Data to process →
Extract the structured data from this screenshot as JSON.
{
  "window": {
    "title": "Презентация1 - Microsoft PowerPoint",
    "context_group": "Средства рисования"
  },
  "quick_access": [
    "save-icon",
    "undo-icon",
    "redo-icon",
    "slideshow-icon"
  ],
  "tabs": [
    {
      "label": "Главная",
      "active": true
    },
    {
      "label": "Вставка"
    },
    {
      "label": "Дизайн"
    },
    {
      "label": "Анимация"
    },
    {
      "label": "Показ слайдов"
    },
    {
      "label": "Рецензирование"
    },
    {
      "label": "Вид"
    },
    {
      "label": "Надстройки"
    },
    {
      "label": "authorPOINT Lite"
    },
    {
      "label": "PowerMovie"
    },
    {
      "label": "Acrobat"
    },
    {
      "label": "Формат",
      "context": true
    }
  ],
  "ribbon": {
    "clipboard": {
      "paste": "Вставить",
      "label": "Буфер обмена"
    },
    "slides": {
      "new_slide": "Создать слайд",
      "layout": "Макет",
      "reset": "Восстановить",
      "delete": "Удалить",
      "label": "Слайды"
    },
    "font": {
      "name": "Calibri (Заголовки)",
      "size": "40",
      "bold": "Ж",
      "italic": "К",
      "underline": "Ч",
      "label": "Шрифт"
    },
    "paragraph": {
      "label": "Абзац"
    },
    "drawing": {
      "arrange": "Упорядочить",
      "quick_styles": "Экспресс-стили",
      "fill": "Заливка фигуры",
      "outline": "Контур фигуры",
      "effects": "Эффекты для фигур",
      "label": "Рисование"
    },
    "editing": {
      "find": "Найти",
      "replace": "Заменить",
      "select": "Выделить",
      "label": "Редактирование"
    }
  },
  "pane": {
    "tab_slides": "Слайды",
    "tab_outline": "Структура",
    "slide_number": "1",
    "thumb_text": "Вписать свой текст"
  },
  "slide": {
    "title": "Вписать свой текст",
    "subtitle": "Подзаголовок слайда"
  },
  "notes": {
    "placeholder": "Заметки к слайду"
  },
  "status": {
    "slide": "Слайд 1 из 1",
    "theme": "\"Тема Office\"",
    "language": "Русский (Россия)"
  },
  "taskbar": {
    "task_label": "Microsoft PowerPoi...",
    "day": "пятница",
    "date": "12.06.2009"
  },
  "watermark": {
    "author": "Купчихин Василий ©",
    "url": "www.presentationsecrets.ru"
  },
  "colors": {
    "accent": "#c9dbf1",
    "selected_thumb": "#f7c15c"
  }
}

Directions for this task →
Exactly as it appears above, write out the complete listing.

Task response →
Extract the structured data from this screenshot as JSON.
{
  "window": {
    "title": "Презентация1 - Microsoft PowerPoint",
    "context_group": "Средства рисования"
  },
  "quick_access": [
    "save-icon",
    "undo-icon",
    "redo-icon",
    "slideshow-icon"
  ],
  "tabs": [
    {
      "label": "Главная",
      "active": true
    },
    {
      "label": "Вставка"
    },
    {
      "label": "Дизайн"
    },
    {
      "label": "Анимация"
    },
    {
      "label": "Показ слайдов"
    },
    {
      "label": "Рецензирование"
    },
    {
      "label": "Вид"
    },
    {
      "label": "Надстройки"
    },
    {
      "label": "authorPOINT Lite"
    },
    {
      "label": "PowerMovie"
    },
    {
      "label": "Acrobat"
    },
    {
      "label": "Формат",
      "context": true
    }
  ],
  "ribbon": {
    "clipboard": {
      "paste": "Вставить",
      "label": "Буфер обмена"
    },
    "slides": {
      "new_slide": "Создать слайд",
      "layout": "Макет",
      "reset": "Восстановить",
      "delete": "Удалить",
      "label": "Слайды"
    },
    "font": {
      "name": "Calibri (Заголовки)",
      "size": "40",
      "bold": "Ж",
      "italic": "К",
      "underline": "Ч",
      "label": "Шрифт"
    },
    "paragraph": {
      "label": "Абзац"
    },
    "drawing": {
      "arrange": "Упорядочить",
      "quick_styles": "Экспресс-стили",
      "fill": "Заливка фигуры",
      "outline": "Контур фигуры",
      "effects": "Эффекты для фигур",
      "label": "Рисование"
    },
    "editing": {
      "find": "Найти",
      "replace": "Заменить",
      "select": "Выделить",
      "label": "Редактирование"
    }
  },
  "pane": {
    "tab_slides": "Слайды",
    "tab_outline": "Структура",
    "slide_number": "1",
    "thumb_text": "Вписать свой текст"
  },
  "slide": {
    "title": "Вписать свой текст",
    "subtitle": "Подзаголовок слайда"
  },
  "notes": {
    "placeholder": "Заметки к слайду"
  },
  "status": {
    "slide": "Слайд 1 из 1",
    "theme": "\"Тема Office\"",
    "language": "Русский (Россия)"
  },
  "taskbar": {
    "task_label": "Microsoft PowerPoi...",
    "day": "пятница",
    "date": "12.06.2009"
  },
  "watermark": {
    "author": "Купчихин Василий ©",
    "url": "www.presentationsecrets.ru"
  },
  "colors": {
    "accent": "#c9dbf1",
    "selected_thumb": "#f7c15c"
  }
}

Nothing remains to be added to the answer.